:: Work order ::
Only the lines holding "screenshot" are wanted; find them in the listing and return each one.

:: Data supplied ::
⟨

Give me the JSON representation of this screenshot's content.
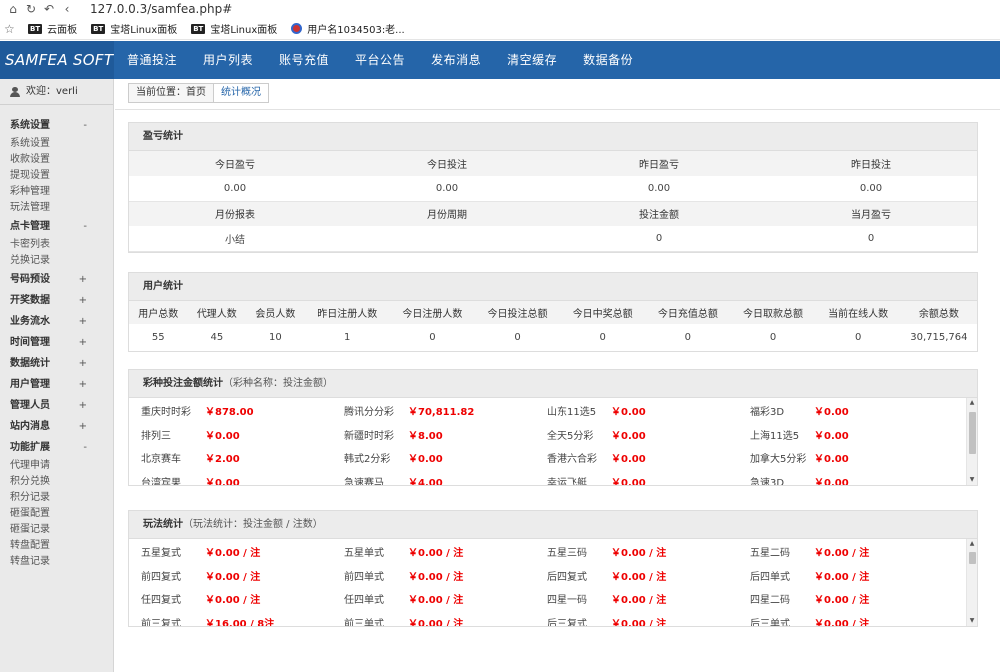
{
  "browser": {
    "url": "127.0.0.3/samfea.php#",
    "bookmarks": [
      {
        "badge": "BT",
        "label": "云面板"
      },
      {
        "badge": "BT",
        "label": "宝塔Linux面板"
      },
      {
        "badge": "BT",
        "label": "宝塔Linux面板"
      },
      {
        "badge": "",
        "label": "用户名1034503:老..."
      }
    ]
  },
  "header": {
    "logo": "SAMFEA SOFT",
    "menu": [
      "普通投注",
      "用户列表",
      "账号充值",
      "平台公告",
      "发布消息",
      "清空缓存",
      "数据备份"
    ],
    "bg_color": "#2565a9"
  },
  "sidebar": {
    "welcome": "欢迎：verli",
    "groups": [
      {
        "title": "系统设置",
        "toggle": "-",
        "items": [
          "系统设置",
          "收款设置",
          "提现设置",
          "彩种管理",
          "玩法管理"
        ]
      },
      {
        "title": "点卡管理",
        "toggle": "-",
        "items": [
          "卡密列表",
          "兑换记录"
        ]
      },
      {
        "title": "号码预设",
        "toggle": "+",
        "items": []
      },
      {
        "title": "开奖数据",
        "toggle": "+",
        "items": []
      },
      {
        "title": "业务流水",
        "toggle": "+",
        "items": []
      },
      {
        "title": "时间管理",
        "toggle": "+",
        "items": []
      },
      {
        "title": "数据统计",
        "toggle": "+",
        "items": []
      },
      {
        "title": "用户管理",
        "toggle": "+",
        "items": []
      },
      {
        "title": "管理人员",
        "toggle": "+",
        "items": []
      },
      {
        "title": "站内消息",
        "toggle": "+",
        "items": []
      },
      {
        "title": "功能扩展",
        "toggle": "-",
        "items": [
          "代理申请",
          "积分兑换",
          "积分记录",
          "砸蛋配置",
          "砸蛋记录",
          "转盘配置",
          "转盘记录"
        ]
      }
    ]
  },
  "breadcrumb": {
    "current": "当前位置：首页",
    "tab": "统计概况"
  },
  "profit": {
    "title": "盈亏统计",
    "headers1": [
      "今日盈亏",
      "今日投注",
      "昨日盈亏",
      "昨日投注"
    ],
    "values1": [
      "0.00",
      "0.00",
      "0.00",
      "0.00"
    ],
    "headers2": [
      "月份报表",
      "月份周期",
      "投注金额",
      "当月盈亏"
    ],
    "values2": [
      "小结",
      "",
      "0",
      "0"
    ]
  },
  "users": {
    "title": "用户统计",
    "headers": [
      "用户总数",
      "代理人数",
      "会员人数",
      "昨日注册人数",
      "今日注册人数",
      "今日投注总额",
      "今日中奖总额",
      "今日充值总额",
      "今日取款总额",
      "当前在线人数",
      "余额总数"
    ],
    "values": [
      "55",
      "45",
      "10",
      "1",
      "0",
      "0",
      "0",
      "0",
      "0",
      "0",
      "30,715,764"
    ]
  },
  "lottery": {
    "title": "彩种投注金额统计",
    "note": "（彩种名称：投注金额）",
    "items": [
      {
        "name": "重庆时时彩",
        "value": "￥878.00"
      },
      {
        "name": "腾讯分分彩",
        "value": "￥70,811.82"
      },
      {
        "name": "山东11选5",
        "value": "￥0.00"
      },
      {
        "name": "福彩3D",
        "value": "￥0.00"
      },
      {
        "name": "排列三",
        "value": "￥0.00"
      },
      {
        "name": "新疆时时彩",
        "value": "￥8.00"
      },
      {
        "name": "全天5分彩",
        "value": "￥0.00"
      },
      {
        "name": "上海11选5",
        "value": "￥0.00"
      },
      {
        "name": "北京赛车",
        "value": "￥2.00"
      },
      {
        "name": "韩式2分彩",
        "value": "￥0.00"
      },
      {
        "name": "香港六合彩",
        "value": "￥0.00"
      },
      {
        "name": "加拿大5分彩",
        "value": "￥0.00"
      },
      {
        "name": "台湾宾果",
        "value": "￥0.00"
      },
      {
        "name": "急速赛马",
        "value": "￥4.00"
      },
      {
        "name": "幸运飞艇",
        "value": "￥0.00"
      },
      {
        "name": "急速3D",
        "value": "￥0.00"
      }
    ]
  },
  "play": {
    "title": "玩法统计",
    "note": "（玩法统计：投注金额 / 注数）",
    "items": [
      {
        "name": "五星复式",
        "value": "￥0.00 / 注"
      },
      {
        "name": "五星单式",
        "value": "￥0.00 / 注"
      },
      {
        "name": "五星三码",
        "value": "￥0.00 / 注"
      },
      {
        "name": "五星二码",
        "value": "￥0.00 / 注"
      },
      {
        "name": "前四复式",
        "value": "￥0.00 / 注"
      },
      {
        "name": "前四单式",
        "value": "￥0.00 / 注"
      },
      {
        "name": "后四复式",
        "value": "￥0.00 / 注"
      },
      {
        "name": "后四单式",
        "value": "￥0.00 / 注"
      },
      {
        "name": "任四复式",
        "value": "￥0.00 / 注"
      },
      {
        "name": "任四单式",
        "value": "￥0.00 / 注"
      },
      {
        "name": "四星一码",
        "value": "￥0.00 / 注"
      },
      {
        "name": "四星二码",
        "value": "￥0.00 / 注"
      },
      {
        "name": "前三复式",
        "value": "￥16.00 / 8注"
      },
      {
        "name": "前三单式",
        "value": "￥0.00 / 注"
      },
      {
        "name": "后三复式",
        "value": "￥0.00 / 注"
      },
      {
        "name": "后三单式",
        "value": "￥0.00 / 注"
      }
    ]
  }
}
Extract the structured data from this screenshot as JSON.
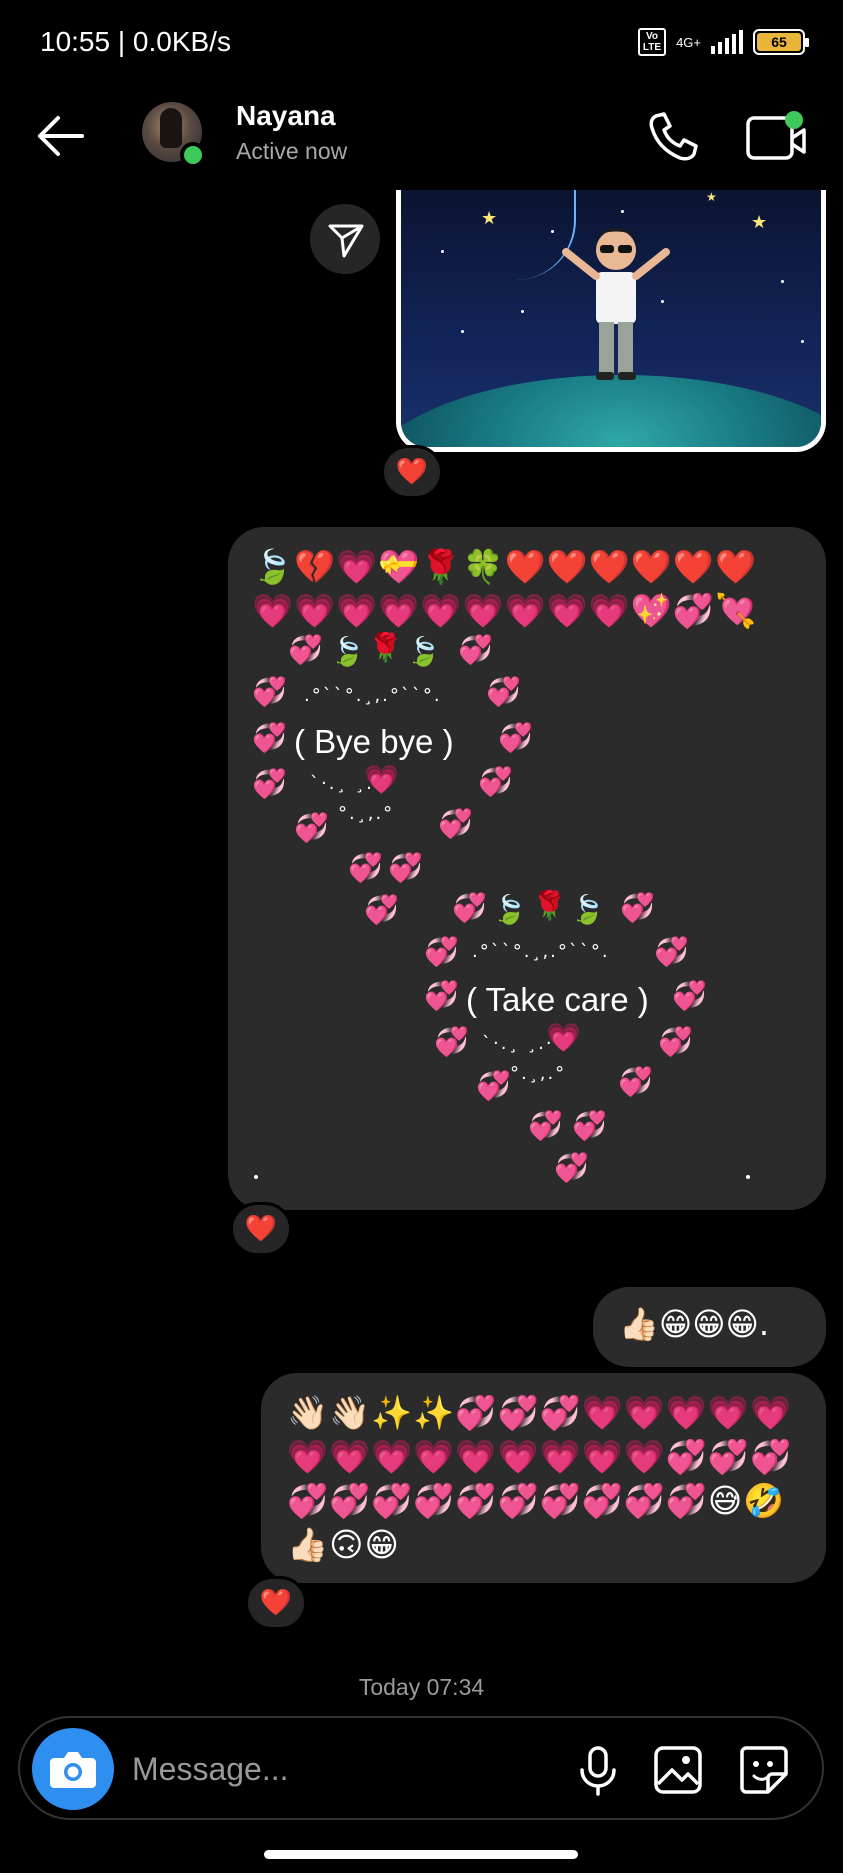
{
  "status_bar": {
    "time": "10:55 | 0.0KB/s",
    "volte": "Vo LTE",
    "network": "4G+",
    "battery": "65"
  },
  "header": {
    "name": "Nayana",
    "status": "Active now"
  },
  "messages": {
    "emoji_art": {
      "row1": "🍃💔💗💝🌹🍀❤️❤️❤️❤️❤️❤️",
      "row2": "💗💗💗💗💗💗💗💗💗💖💞💘",
      "heart1_label": "(   Bye bye   )",
      "heart2_label": "( Take care  )"
    },
    "thumbs_reply": "👍🏻😁😁😁.",
    "emoji_message": {
      "line1": "👋🏻👋🏻✨✨💞💞💞💗💗💗💗💗",
      "line2": "💗💗💗💗💗💗💗💗💗💞💞💞",
      "line3": "💞💞💞💞💞💞💞💞💞💞😅🤣",
      "line4": "👍🏻🙃😁"
    },
    "reaction": "❤️"
  },
  "timestamp": "Today 07:34",
  "composer": {
    "placeholder": "Message..."
  }
}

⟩

:: Solution to this exercise ::
Give me the JSON representation of this screenshot's content.
Extract the structured data from this screenshot as JSON.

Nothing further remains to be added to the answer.